Record set »
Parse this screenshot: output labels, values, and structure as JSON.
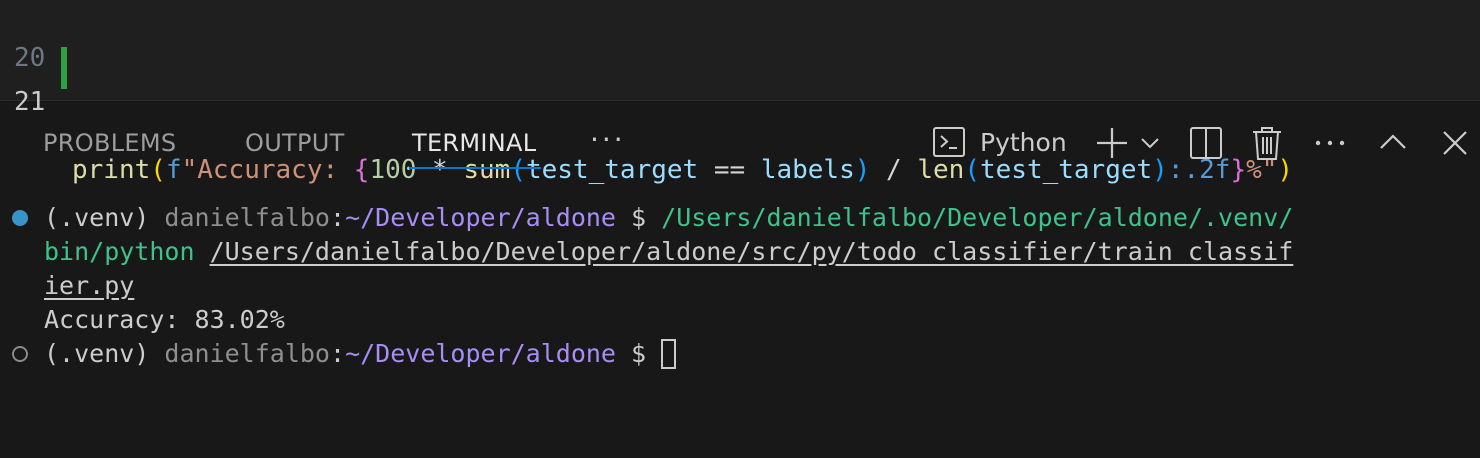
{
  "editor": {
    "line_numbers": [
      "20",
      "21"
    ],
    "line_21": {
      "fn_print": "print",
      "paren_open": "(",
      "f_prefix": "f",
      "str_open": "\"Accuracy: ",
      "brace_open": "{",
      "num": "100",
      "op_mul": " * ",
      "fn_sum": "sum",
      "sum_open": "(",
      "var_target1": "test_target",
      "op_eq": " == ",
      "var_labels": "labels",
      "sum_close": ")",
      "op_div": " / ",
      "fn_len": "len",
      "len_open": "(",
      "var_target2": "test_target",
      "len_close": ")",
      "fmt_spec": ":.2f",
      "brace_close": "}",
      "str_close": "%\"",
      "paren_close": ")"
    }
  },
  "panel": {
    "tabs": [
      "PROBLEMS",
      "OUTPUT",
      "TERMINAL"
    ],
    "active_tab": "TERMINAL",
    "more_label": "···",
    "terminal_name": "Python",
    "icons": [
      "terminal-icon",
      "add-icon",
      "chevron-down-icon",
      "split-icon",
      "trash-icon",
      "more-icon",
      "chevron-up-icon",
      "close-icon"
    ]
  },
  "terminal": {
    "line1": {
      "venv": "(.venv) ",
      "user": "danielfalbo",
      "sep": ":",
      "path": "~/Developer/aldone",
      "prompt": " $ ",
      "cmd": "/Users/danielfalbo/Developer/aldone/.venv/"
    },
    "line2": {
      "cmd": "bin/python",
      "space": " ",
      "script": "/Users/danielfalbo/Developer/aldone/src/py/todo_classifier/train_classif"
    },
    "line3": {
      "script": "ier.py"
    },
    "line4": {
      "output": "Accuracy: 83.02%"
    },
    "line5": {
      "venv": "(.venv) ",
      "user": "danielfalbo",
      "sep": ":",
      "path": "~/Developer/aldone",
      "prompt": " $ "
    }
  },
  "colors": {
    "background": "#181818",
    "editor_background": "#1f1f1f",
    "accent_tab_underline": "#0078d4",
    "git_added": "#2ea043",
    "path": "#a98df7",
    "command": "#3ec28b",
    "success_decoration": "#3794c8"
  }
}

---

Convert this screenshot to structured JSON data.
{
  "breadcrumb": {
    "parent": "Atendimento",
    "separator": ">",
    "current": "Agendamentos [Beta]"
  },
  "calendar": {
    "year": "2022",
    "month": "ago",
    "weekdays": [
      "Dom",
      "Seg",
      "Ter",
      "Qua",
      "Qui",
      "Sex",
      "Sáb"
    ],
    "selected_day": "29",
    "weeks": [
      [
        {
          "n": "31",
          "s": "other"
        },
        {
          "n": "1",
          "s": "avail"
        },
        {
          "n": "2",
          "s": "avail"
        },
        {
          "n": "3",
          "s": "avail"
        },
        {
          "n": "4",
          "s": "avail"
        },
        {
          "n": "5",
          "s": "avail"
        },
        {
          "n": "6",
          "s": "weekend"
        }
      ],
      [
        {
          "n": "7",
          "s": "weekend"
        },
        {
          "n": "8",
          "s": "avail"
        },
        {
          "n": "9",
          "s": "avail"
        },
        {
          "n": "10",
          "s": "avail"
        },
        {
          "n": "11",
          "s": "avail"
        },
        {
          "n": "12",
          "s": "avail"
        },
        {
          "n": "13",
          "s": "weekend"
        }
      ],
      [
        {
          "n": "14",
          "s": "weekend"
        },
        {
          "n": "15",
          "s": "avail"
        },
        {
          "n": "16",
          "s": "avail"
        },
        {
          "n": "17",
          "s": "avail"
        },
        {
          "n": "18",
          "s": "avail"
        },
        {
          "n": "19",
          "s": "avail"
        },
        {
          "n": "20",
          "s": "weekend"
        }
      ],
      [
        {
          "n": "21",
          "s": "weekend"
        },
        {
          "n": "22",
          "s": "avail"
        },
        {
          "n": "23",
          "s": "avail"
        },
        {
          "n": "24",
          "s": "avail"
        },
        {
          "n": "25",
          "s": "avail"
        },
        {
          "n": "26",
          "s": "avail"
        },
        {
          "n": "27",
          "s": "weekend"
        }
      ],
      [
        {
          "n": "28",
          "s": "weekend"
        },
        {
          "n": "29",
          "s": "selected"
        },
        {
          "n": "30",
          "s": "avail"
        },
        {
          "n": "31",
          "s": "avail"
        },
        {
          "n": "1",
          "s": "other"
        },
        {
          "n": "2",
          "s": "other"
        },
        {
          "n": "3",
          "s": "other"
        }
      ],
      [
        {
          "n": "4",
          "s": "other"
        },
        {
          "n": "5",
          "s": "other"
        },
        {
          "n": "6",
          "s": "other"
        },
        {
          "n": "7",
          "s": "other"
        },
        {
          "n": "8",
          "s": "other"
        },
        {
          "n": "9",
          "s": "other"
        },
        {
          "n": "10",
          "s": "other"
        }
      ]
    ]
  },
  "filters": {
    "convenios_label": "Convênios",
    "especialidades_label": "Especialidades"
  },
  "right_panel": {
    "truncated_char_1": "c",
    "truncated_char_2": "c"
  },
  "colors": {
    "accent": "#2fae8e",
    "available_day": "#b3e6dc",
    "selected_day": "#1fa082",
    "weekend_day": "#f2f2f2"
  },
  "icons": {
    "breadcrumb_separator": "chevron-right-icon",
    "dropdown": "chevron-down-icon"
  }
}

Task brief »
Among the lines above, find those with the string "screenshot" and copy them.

Solution to the exercise »
Parse this screenshot: output labels, values, and structure as JSON.
Convert this screenshot to structured JSON data.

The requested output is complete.